Suzanne Robinson said: “I’m proud that EY features in the Yorkshire and Humber Best Companies to Work For list – recognising the investments we are making to promote a culture of diversity and inclusiveness. 93 per cent of people in our Leeds and Hull offices say that EY has created an inclusive environment where people with diverse backgrounds and experiences can succeed.”
EY made further investments in its enhanced high technology centres, creating two new Wavespaces, which are part of a global network of nearly 20 similar centres around the world. Located in Shoreditch in London, and Edinburgh, they work closely with the advanced customer design centre – EY-Seren.
EY recognises the need to continue to invest significantly in its business and people to improve audit quality and is committed to doing that. While standards need to improve across the profession, it is important to note that EY has not been fined by the Financial Reporting Council (FRC) for audit work completed in the last five years, nor have any of its partners been sanctioned in respect to that period.
Steve Varley, EY’s UK chairman, said: “We remain focused on the quality of our audit work and we also welcome the recently announced market study by the Competition and Markets Authority.
“This study, together with Sir John Kingman’s review and the FRC’s work on corporate reporting, presents a golden opportunity to examine the role of audit and to reinforce the focus of auditors and company directors on audit quality.
“We were disappointed that our latest audit inspection results from the FRC declined from last year. 82 per cent of our FTSE 350 audits required ‘no more than limited improvements’ compared to 92 per cent in 2017– based on the FRC’s categories for audit quality. Encouragingly, the regulator said there were improvements in all of the areas it identified the previous year.
“We will continue our investment in even better technology and training for our people and further strengthened our long term Audit Quality Programme which started in 2014 to challenge and guide our teams.
“We are also proud to be playing a central role in the Embankment Project, working with the Coalition for Inclusive Capitalism and over 30 leading companies including Unilever, Blackstone and JP Morgan to measure and communicate the long term value they create for their stakeholders. The results of this unique market-led initiative are due to be announced next month in Washington DC.”

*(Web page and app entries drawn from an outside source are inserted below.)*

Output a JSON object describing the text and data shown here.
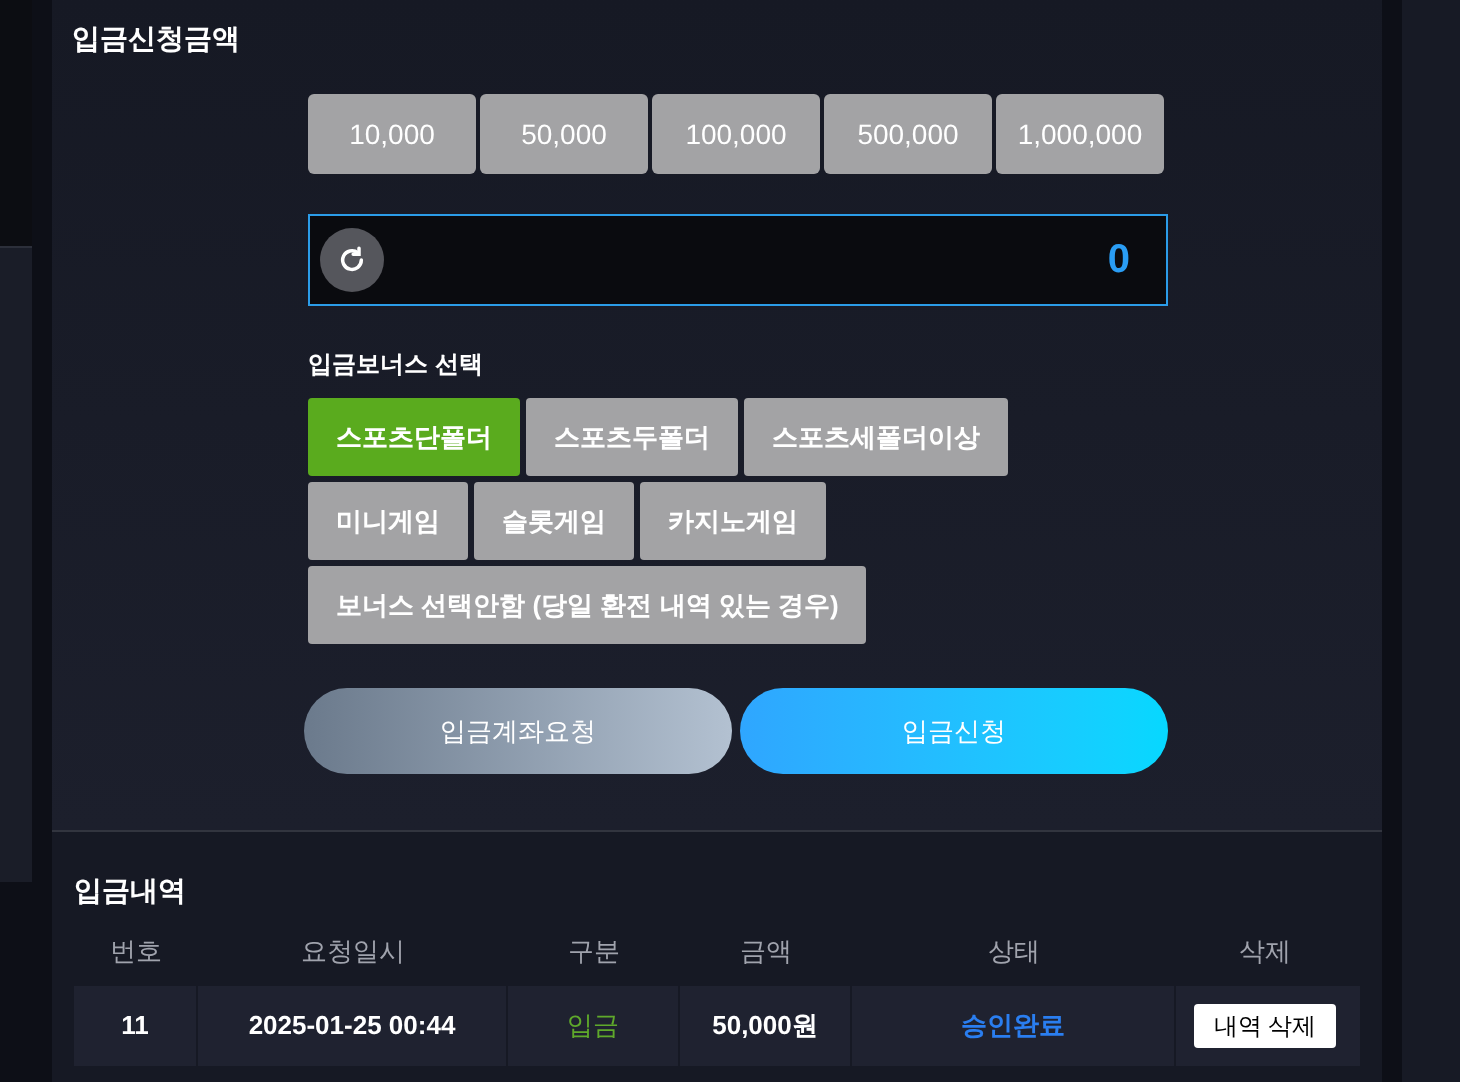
{
  "amount_section": {
    "title": "입금신청금액",
    "quick_amounts": [
      "10,000",
      "50,000",
      "100,000",
      "500,000",
      "1,000,000"
    ],
    "amount_field": {
      "value": "0"
    },
    "bonus_label": "입금보너스 선택",
    "bonus_rows": [
      [
        {
          "label": "스포츠단폴더",
          "selected": true
        },
        {
          "label": "스포츠두폴더",
          "selected": false
        },
        {
          "label": "스포츠세폴더이상",
          "selected": false
        }
      ],
      [
        {
          "label": "미니게임",
          "selected": false
        },
        {
          "label": "슬롯게임",
          "selected": false
        },
        {
          "label": "카지노게임",
          "selected": false
        }
      ],
      [
        {
          "label": "보너스 선택안함 (당일 환전 내역 있는 경우)",
          "selected": false
        }
      ]
    ],
    "actions": [
      {
        "label": "입금계좌요청",
        "kind": "secondary"
      },
      {
        "label": "입금신청",
        "kind": "primary"
      }
    ]
  },
  "history": {
    "title": "입금내역",
    "columns": [
      "번호",
      "요청일시",
      "구분",
      "금액",
      "상태",
      "삭제"
    ],
    "rows": [
      {
        "number": "11",
        "requested_at": "2025-01-25 00:44",
        "type": "입금",
        "amount": "50,000원",
        "status": "승인완료",
        "delete": "내역 삭제"
      }
    ]
  }
}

EY employs more than 14,500 people across 23 offices in the UK, and a network of 150 countries and 260,000 people around the world. This investment helps EY to serve 23,000 UK clients, both large and small, supporting economic growth across the country and helping to deliver on our purpose of Building a better working world.